Math 1300 1. Solve for x: 6x 13 = -5 a. -3 4 b. 3 c. 3 d. 2 e. None of the above2. Solve for x: 2(x + 3) = 6 a. -6 3 b. 2 c. 0 d. 3 e. None of the above 3. Write x &lt; -3 in interval notation. a. (-, -3) b. (-, -3] c. [-3, ) d. (-3, ) e. None of the
U. Houston - M - 1300
Math 1300 1. Solve for x: 6x 13 = -5 a. -3 4 b. 3 c. 3 d. 2 e. None of the above2. Solve for x: 2(x + 3) = 6 a. -6 3 b. 2 c. 0 d. 3 e. None of the above 3. Write x &lt; -3 in interval notation. a. (-, -3) b. (-, -3] c. [-3, ) d. (-3, ) e. None of the
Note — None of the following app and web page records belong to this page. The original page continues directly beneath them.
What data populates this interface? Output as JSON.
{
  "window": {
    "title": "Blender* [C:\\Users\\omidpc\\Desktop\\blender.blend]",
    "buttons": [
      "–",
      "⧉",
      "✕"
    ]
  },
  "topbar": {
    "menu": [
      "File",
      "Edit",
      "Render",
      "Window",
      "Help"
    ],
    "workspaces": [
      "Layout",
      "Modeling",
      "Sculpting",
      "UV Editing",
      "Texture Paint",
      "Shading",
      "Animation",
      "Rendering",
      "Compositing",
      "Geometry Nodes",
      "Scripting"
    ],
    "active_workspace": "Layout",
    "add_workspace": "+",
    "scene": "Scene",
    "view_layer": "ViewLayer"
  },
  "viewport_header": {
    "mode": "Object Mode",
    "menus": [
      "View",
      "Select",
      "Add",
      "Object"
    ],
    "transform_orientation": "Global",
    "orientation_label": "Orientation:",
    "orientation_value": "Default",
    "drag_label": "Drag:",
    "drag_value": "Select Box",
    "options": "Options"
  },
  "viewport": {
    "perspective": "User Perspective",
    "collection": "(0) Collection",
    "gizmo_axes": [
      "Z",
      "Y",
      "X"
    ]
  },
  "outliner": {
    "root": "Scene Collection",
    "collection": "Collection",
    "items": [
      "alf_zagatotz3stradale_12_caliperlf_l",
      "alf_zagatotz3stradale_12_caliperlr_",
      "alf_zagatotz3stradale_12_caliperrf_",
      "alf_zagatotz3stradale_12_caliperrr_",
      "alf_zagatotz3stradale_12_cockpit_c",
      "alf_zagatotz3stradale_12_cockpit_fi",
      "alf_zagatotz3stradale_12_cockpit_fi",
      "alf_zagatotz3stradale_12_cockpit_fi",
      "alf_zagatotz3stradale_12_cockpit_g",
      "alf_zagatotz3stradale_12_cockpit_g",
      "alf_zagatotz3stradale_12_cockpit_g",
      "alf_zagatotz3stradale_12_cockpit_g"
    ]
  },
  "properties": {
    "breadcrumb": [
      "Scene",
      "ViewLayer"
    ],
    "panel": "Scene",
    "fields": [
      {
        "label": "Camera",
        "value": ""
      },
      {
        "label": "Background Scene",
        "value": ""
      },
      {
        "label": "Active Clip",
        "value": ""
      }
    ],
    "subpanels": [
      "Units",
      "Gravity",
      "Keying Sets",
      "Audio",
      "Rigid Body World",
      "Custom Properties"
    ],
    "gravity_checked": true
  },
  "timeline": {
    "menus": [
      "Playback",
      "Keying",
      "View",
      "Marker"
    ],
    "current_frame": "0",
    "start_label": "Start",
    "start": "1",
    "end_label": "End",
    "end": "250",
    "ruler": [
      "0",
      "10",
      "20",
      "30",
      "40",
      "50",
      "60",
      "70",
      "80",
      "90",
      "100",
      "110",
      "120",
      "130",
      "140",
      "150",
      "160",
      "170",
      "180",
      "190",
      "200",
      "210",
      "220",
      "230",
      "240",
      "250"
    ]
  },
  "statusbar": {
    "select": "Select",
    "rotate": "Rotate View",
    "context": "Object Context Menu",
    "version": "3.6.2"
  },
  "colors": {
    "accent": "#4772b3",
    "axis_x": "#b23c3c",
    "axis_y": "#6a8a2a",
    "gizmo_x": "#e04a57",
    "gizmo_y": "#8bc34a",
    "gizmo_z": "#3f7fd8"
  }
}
U. Houston - M - 1300
Math 1300 1. Solve for x: (x + 3) = 6 a. 0 b. 3 c. 9 d. 15 e. None of the above 2. Solve for x: 2(x 5) = 3(x 2) 4 a. - 5 14 b. - 5 c. -4 d. -14 e. None of the above3. Write x 8 in interval notation. a. (-, 8) b. (-, 8] c. [8, ) d. (8, ) e. None o
U. Houston - M - 1300
Math 1300 1. Solve for x: (x + 3) = 6 a. 0 b. 3 c. 9 d. 15 e. None of the above 2. Solve for x: 2(x 5) = 3(x 2) 4 a. - 5 14 b. - 5 c. -4 d. -14 e. None of the above3. Write x 8 in interval notation. a. (-, 8) b. (-, 8] c. [8, ) d. (8, ) e. None o
U. Houston - M - 1300
1. a. b. c. d. e.Simplify the expression 16 - 8(6 + 2(-1) 3 ) -60 -28 -56 -24 None of the above1 x&lt;6 62. Solve -a. b. c. d. e.(-, -1) (-, -36) (-1, ) (-36, ) None of the abovex 2 ( y 4 ) -1 3. Simplify z -3 z3 a. 2 4 x yb.x2 y4 z3 1 c.
U. Houston - M - 1300
1. a. b. c. d. e.Simplify the expression 16 8(6 + 2(1) 3 ) -60 -28 -56 -24 None of the above1 x&lt;6 62. Solve a. b. c. d. e.(-, -1) (-, -36) (-1, ) (-36, ) None of the above( x 2 y 4 ) 1 3. Simplify z 3 z3 a. 2 4 x y b.x2 y4 z3 1 c. 2 4 3
U. Houston - M - 1300
Math 1300Popper 09 02/20/09Solve each of the following: 1. -3(4 + 5x) &lt; -2(7 x) a. (-, 2/17) b. (2/17, ) c. (-, 2/17] d. [2/17, ) e. None of the above 2. -9 &lt; 2x 3 &lt; 13 a. (-3, 8) b. (-6, 5) c. (-, -3) u (8, ) d. (-, -6) u (5, ) e. None of the
U. Houston - M - 1300
Math 1300Popper 09 02/20/09Solve each of the following: 1. -3(4 + 5x) &lt; -2(7 x) a. (-, 2/17) b. (2/17, ) c. (-, 2/17] d. [2/17, ) e. None of the above 2. -9 &lt; 2x 3 &lt; 13 a. (-3, 8) b. (-6, 5) c. (-, -3) u (8, ) d. (-, -6) u (5, ) e. None of the